WHAT THE TASK REQUIRES: Using the word "questions" as the filter, copy each matching line from the records.

****

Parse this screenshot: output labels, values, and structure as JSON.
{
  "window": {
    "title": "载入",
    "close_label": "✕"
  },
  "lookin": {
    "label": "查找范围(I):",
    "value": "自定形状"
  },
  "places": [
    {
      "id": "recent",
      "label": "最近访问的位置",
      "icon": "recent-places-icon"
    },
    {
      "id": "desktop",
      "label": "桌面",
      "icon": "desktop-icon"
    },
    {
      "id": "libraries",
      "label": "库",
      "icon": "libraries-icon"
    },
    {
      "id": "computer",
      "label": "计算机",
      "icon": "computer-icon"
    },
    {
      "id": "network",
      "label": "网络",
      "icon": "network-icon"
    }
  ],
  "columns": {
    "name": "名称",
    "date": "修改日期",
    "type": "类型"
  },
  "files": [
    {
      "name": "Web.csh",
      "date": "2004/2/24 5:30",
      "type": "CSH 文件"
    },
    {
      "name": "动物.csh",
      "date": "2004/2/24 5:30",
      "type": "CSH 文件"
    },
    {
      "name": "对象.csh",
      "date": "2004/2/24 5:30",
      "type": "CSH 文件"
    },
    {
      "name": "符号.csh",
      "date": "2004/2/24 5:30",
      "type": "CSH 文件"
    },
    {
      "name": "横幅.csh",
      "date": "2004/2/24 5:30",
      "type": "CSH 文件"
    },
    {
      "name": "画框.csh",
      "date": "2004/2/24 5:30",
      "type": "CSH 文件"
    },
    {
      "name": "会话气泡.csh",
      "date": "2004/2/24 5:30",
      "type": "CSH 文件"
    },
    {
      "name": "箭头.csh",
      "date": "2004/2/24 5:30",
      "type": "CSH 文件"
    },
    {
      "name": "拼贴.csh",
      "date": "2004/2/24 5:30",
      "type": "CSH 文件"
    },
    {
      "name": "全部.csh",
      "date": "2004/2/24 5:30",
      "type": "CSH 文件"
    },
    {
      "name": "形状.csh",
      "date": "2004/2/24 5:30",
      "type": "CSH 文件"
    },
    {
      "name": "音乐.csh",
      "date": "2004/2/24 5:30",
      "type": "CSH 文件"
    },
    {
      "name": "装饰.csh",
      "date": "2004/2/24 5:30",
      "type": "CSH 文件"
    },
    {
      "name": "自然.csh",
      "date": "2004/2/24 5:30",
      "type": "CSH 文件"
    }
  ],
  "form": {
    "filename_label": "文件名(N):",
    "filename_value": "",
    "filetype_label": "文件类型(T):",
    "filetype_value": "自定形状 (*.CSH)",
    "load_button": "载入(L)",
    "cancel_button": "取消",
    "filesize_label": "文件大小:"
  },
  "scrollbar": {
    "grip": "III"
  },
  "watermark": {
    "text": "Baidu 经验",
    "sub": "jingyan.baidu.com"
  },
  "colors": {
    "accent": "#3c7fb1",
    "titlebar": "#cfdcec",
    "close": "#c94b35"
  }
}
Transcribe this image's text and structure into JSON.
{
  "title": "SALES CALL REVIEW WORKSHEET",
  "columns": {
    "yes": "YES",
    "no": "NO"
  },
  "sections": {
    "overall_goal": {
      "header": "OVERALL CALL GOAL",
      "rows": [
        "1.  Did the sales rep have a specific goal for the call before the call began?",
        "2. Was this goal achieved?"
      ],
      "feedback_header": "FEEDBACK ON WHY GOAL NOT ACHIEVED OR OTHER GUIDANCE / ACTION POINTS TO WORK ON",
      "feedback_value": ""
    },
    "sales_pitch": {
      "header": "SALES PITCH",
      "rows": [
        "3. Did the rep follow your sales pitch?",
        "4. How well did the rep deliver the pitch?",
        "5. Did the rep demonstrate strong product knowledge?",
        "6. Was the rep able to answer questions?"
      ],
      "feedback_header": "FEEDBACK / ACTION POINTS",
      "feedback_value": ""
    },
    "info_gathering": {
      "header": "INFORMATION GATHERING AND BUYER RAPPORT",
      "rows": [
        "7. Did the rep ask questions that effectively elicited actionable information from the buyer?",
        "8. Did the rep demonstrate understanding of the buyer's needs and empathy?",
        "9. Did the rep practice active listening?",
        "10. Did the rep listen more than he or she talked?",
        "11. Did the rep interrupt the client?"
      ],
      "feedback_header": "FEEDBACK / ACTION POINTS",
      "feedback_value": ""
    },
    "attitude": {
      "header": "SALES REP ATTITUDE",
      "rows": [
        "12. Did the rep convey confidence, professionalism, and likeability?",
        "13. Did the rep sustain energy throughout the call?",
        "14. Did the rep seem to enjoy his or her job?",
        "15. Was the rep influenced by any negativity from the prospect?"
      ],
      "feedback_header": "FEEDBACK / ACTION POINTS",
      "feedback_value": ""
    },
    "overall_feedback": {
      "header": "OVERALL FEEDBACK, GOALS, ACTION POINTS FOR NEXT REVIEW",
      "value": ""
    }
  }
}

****

SOLUTION BELOW:
        "6. Was the rep able to answer questions?"
        "7. Did the rep ask questions that effectively elicited actionable information from the buyer?",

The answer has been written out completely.